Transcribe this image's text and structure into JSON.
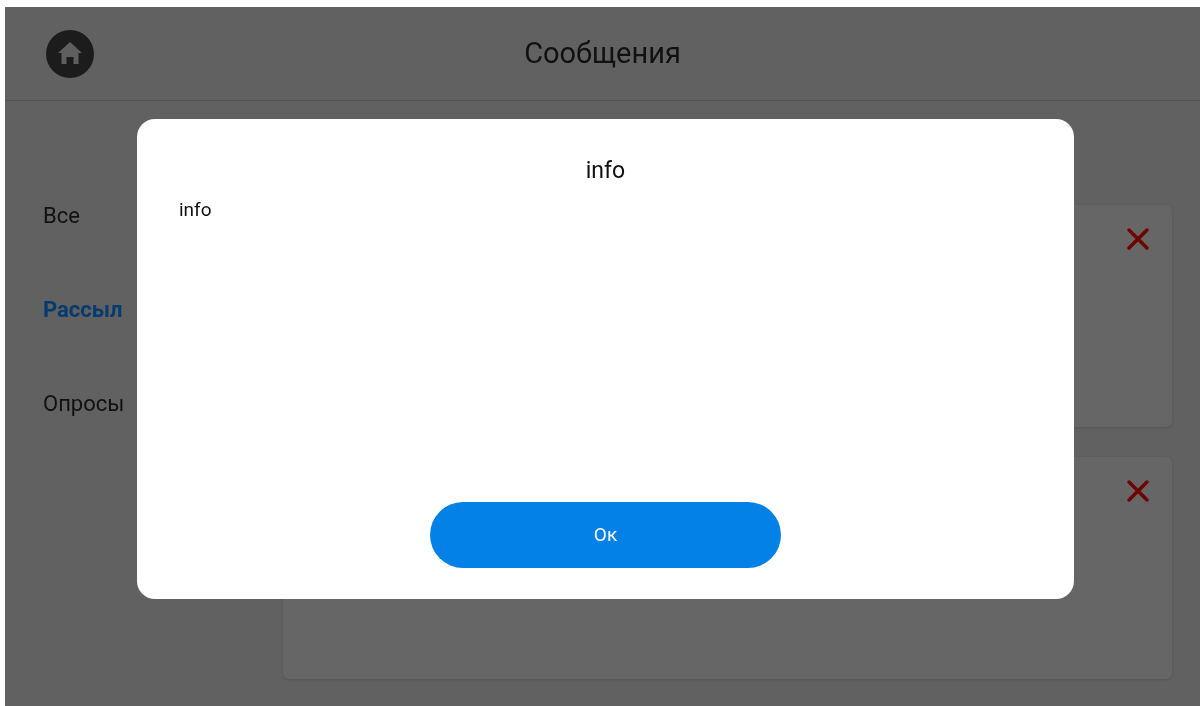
{
  "header": {
    "title": "Сообщения"
  },
  "sidebar": {
    "items": [
      {
        "label": "Все",
        "selected": false
      },
      {
        "label": "Рассыл",
        "selected": true
      },
      {
        "label": "Опросы",
        "selected": false
      }
    ]
  },
  "message_cards": [
    {
      "deletable": true
    },
    {
      "deletable": true
    }
  ],
  "dialog": {
    "title": "info",
    "message": "info",
    "button": "Ок"
  }
}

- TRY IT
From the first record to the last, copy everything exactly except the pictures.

- ANSWER TO THIS PROBLEM
Transcribe this image's text and structure into JSON.
{
  "header": {
    "title": "Сообщения"
  },
  "sidebar": {
    "items": [
      {
        "label": "Все",
        "selected": false
      },
      {
        "label": "Рассыл",
        "selected": true
      },
      {
        "label": "Опросы",
        "selected": false
      }
    ]
  },
  "message_cards": [
    {
      "deletable": true
    },
    {
      "deletable": true
    }
  ],
  "dialog": {
    "title": "info",
    "message": "info",
    "button": "Ок"
  }
}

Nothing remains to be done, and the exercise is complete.